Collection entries
BEGIN
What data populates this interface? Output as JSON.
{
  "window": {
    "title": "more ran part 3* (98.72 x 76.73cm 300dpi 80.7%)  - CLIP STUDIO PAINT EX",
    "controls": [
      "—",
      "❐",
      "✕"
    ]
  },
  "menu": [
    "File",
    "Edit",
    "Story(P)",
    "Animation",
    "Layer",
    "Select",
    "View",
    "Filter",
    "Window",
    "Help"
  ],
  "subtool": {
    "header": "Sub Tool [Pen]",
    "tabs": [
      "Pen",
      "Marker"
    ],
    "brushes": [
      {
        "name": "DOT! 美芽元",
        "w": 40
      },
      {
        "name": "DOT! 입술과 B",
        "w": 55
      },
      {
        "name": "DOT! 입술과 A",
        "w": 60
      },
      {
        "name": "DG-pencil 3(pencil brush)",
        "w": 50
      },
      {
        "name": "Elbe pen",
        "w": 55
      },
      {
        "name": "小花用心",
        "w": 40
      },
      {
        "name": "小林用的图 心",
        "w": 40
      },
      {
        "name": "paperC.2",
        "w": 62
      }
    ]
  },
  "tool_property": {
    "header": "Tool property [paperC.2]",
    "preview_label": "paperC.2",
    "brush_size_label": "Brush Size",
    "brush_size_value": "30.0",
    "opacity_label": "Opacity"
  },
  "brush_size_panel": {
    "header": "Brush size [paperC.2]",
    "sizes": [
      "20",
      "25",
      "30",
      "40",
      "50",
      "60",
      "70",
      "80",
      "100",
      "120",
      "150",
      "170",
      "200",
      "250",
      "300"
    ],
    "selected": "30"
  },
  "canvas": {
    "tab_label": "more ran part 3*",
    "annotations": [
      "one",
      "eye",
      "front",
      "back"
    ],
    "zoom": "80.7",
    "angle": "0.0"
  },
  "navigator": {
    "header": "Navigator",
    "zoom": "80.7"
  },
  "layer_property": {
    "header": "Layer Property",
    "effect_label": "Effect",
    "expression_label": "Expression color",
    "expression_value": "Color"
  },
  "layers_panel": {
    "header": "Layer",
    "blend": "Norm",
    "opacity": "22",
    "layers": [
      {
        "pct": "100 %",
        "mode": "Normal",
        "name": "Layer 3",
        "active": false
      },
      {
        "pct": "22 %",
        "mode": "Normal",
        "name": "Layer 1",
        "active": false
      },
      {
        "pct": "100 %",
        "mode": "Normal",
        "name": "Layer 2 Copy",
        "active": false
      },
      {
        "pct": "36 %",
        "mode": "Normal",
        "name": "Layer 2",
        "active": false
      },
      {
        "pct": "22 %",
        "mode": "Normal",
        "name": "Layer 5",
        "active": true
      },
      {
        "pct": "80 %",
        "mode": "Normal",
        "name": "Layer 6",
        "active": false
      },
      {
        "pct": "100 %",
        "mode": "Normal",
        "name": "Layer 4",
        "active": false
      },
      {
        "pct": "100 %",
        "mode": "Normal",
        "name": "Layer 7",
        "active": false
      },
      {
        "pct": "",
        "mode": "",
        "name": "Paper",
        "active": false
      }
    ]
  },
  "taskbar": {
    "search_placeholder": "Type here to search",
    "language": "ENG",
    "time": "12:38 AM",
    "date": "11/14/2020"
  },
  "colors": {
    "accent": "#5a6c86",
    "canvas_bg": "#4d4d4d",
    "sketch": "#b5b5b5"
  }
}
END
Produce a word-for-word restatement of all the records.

What data populates this interface? Output as JSON.
{
  "window": {
    "title": "more ran part 3* (98.72 x 76.73cm 300dpi 80.7%)  - CLIP STUDIO PAINT EX",
    "controls": [
      "—",
      "❐",
      "✕"
    ]
  },
  "menu": [
    "File",
    "Edit",
    "Story(P)",
    "Animation",
    "Layer",
    "Select",
    "View",
    "Filter",
    "Window",
    "Help"
  ],
  "subtool": {
    "header": "Sub Tool [Pen]",
    "tabs": [
      "Pen",
      "Marker"
    ],
    "brushes": [
      {
        "name": "DOT! 美芽元",
        "w": 40
      },
      {
        "name": "DOT! 입술과 B",
        "w": 55
      },
      {
        "name": "DOT! 입술과 A",
        "w": 60
      },
      {
        "name": "DG-pencil 3(pencil brush)",
        "w": 50
      },
      {
        "name": "Elbe pen",
        "w": 55
      },
      {
        "name": "小花用心",
        "w": 40
      },
      {
        "name": "小林用的图 心",
        "w": 40
      },
      {
        "name": "paperC.2",
        "w": 62
      }
    ]
  },
  "tool_property": {
    "header": "Tool property [paperC.2]",
    "preview_label": "paperC.2",
    "brush_size_label": "Brush Size",
    "brush_size_value": "30.0",
    "opacity_label": "Opacity"
  },
  "brush_size_panel": {
    "header": "Brush size [paperC.2]",
    "sizes": [
      "20",
      "25",
      "30",
      "40",
      "50",
      "60",
      "70",
      "80",
      "100",
      "120",
      "150",
      "170",
      "200",
      "250",
      "300"
    ],
    "selected": "30"
  },
  "canvas": {
    "tab_label": "more ran part 3*",
    "annotations": [
      "one",
      "eye",
      "front",
      "back"
    ],
    "zoom": "80.7",
    "angle": "0.0"
  },
  "navigator": {
    "header": "Navigator",
    "zoom": "80.7"
  },
  "layer_property": {
    "header": "Layer Property",
    "effect_label": "Effect",
    "expression_label": "Expression color",
    "expression_value": "Color"
  },
  "layers_panel": {
    "header": "Layer",
    "blend": "Norm",
    "opacity": "22",
    "layers": [
      {
        "pct": "100 %",
        "mode": "Normal",
        "name": "Layer 3",
        "active": false
      },
      {
        "pct": "22 %",
        "mode": "Normal",
        "name": "Layer 1",
        "active": false
      },
      {
        "pct": "100 %",
        "mode": "Normal",
        "name": "Layer 2 Copy",
        "active": false
      },
      {
        "pct": "36 %",
        "mode": "Normal",
        "name": "Layer 2",
        "active": false
      },
      {
        "pct": "22 %",
        "mode": "Normal",
        "name": "Layer 5",
        "active": true
      },
      {
        "pct": "80 %",
        "mode": "Normal",
        "name": "Layer 6",
        "active": false
      },
      {
        "pct": "100 %",
        "mode": "Normal",
        "name": "Layer 4",
        "active": false
      },
      {
        "pct": "100 %",
        "mode": "Normal",
        "name": "Layer 7",
        "active": false
      },
      {
        "pct": "",
        "mode": "",
        "name": "Paper",
        "active": false
      }
    ]
  },
  "taskbar": {
    "search_placeholder": "Type here to search",
    "language": "ENG",
    "time": "12:38 AM",
    "date": "11/14/2020"
  },
  "colors": {
    "accent": "#5a6c86",
    "canvas_bg": "#4d4d4d",
    "sketch": "#b5b5b5"
  }
}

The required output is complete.